I turned in just after 9:30pm, read for a bit and then turned in by 10pm.

Sunday, May 27 – Day 4

I awoke again just after 5am and out of bed after 5:30am.  Greeted to a gray day that looked like it threatened rain.

Had breakfast and broke camp and was on the water by 6:40am.  Had eight portages today, the longest being 1685m which I had qualms about as I dreaded it could be hilly.
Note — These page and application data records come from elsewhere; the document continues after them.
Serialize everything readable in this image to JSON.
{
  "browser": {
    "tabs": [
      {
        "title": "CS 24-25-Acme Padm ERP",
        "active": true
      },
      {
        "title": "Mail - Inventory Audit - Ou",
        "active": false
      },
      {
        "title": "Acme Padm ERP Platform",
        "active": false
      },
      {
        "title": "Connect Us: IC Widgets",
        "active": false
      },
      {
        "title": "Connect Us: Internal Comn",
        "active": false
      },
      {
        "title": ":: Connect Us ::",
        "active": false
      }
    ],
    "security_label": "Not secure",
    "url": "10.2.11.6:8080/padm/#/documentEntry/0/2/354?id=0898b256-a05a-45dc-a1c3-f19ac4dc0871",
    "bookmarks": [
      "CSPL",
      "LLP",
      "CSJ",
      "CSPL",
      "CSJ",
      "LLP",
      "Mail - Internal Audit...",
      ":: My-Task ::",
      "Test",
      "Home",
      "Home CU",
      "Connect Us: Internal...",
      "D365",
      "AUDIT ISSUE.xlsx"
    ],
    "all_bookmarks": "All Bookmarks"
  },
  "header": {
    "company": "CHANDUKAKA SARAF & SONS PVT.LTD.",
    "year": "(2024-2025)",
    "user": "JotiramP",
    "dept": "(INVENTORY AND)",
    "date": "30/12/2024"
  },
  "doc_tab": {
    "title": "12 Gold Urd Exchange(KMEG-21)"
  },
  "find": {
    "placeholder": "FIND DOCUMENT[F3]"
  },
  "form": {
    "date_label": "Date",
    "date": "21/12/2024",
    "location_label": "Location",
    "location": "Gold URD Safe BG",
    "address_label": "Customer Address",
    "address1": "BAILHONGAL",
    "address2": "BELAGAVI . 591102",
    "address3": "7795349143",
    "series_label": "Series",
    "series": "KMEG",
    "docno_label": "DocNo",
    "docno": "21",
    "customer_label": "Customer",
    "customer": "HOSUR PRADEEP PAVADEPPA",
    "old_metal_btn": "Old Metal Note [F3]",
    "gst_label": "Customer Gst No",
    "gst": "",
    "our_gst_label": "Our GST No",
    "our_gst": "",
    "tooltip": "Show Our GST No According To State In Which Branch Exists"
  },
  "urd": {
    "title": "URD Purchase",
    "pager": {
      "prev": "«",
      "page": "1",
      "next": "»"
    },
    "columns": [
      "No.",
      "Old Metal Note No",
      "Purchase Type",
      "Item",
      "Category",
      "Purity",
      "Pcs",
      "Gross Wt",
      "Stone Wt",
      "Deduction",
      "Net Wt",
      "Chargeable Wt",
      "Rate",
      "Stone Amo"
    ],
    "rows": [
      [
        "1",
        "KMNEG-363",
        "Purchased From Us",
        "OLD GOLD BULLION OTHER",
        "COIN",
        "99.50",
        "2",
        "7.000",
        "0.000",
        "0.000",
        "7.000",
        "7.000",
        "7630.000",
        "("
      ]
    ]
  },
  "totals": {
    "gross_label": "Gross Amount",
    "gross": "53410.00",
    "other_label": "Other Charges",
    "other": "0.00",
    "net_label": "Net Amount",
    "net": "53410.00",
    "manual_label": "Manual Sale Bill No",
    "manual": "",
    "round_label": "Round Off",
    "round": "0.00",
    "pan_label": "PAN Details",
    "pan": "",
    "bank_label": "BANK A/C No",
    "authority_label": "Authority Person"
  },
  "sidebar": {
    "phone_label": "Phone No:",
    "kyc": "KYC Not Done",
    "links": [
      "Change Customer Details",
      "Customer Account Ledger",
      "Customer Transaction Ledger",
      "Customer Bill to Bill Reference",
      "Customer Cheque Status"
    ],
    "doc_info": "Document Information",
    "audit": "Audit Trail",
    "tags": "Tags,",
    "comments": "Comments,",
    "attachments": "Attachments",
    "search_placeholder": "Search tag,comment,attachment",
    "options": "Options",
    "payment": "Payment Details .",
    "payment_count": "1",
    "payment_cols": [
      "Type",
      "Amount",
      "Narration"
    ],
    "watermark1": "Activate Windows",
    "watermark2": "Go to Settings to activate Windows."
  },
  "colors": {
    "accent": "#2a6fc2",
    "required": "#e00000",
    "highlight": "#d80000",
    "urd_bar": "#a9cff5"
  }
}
The first portage of the day was a 470m into and unnamed pond.  It had a few steep hilly sections which seemed to take it out of me.  Across the pond took me to the 255m portage into Pugawagun Lake.  Shortly into the portage the trail skirted a small body of water and then seemed to terminate at it.  I then noticed that the trail continued on the other side of the small pond but to get there I had to cross a small beaver dam that was right in front of me.  Stepping onto the dam my right foot slid off and I was up to my knee in mud.  I then stepped onto the dam with my left foot but it too slipped of the dam to the left side.  The end result was that I was straddling the dam sitting right on top of it with my ass getting wet.

Somehow, with pack on and a canoe still on my shoulders, I was able to heave myself up and extract by legs from the mud and continue on.  The whole production cost me a lot of energy and I was dreading doing the 1685m portage even more.

Quickly across the lake I was at the 905m portage to Pezheki Lake.  I knew that the majority of this portage was on an old logging road but to get there I had to climb a short, but steep embankment.

Putting Pezheki Lake behind me I was at the 610m portage to Iagoo Lake.  The portage had more ups than downs and seemed very taxing.  To make the situation even more uncomfortable was the fact that the length of the portage was longer than indicated.  What should have taken me an easy ten minutes took me a little over fifteen.  I estimate the actually length of that portage somewhere in the 900m range.

Iagoo has one campsite on it and neither it nor the lake is very aesthetic.  I would only stay there if I had no other choice.

From Iagoo was the 1685m portage to Papukiwis Lake.  This was a great portage which was largely downhill with only a couple of short uphill sections.  The only difficult part of the portage was the last 50m which was a steep downhill which you had to pick your way around numerous rocks.  I definitely would not want to do that portage in the other direction.

Besides Iagoo the only other lake that has a campsite between Mubwayaka and Tim Lake is on Papukiwis right at the start of the portage to Mama Lake.  It is just as bad as the one on Iagoo.  

With my swarm of mosquitoes in tow I headed off down the 300m trail and five minutes later I was at Mama Lake, confirming that my 610m portage earlier should have taken me only ten minutes to do, not fifteen.
A short paddle across Mama Lake brought me to the 490m portage to Shawshaw Lake.  This portage was a steady uphill climb for most of the way but it was a good trail.

Shawshaw is a nice little lake and has the potential to have a couple of nice sites on it.  Shawshaw had my last portage of the day, a 295m into Tim Lake, which was largely all downhill.  I reached Tim around 9:30am.  It was calm and quiet and made for an enjoyable paddle.
Tim Lake from Shawshaw portage landing.
 Heading up the river back to the access point I spotted a Turkey Vulture on top of a beaver lodge.  I got within 20 feet of it and it didn’t seem to mind that I was there.  It did eventually fly off and land nearby on top of a dead tree but returned to the lodge as soon as I left.  There was nothing dead on or around the lodge so my only conclusion was that there was something dead in the lodge.
Turkey Vulture on Beaver lodge.
 Five minutes later and at 10:20am I arrived back at the access point.  I had been a great first solo trip in eleven years.

1 comment:

  1. Hi there,

    thanks for your very precise description and the wonderful pictures, glad you enjoyed it. I'll head off soon as well, waiting for ice out, dodge the bugs hopefully. Chapeau for your 30 years of paddling!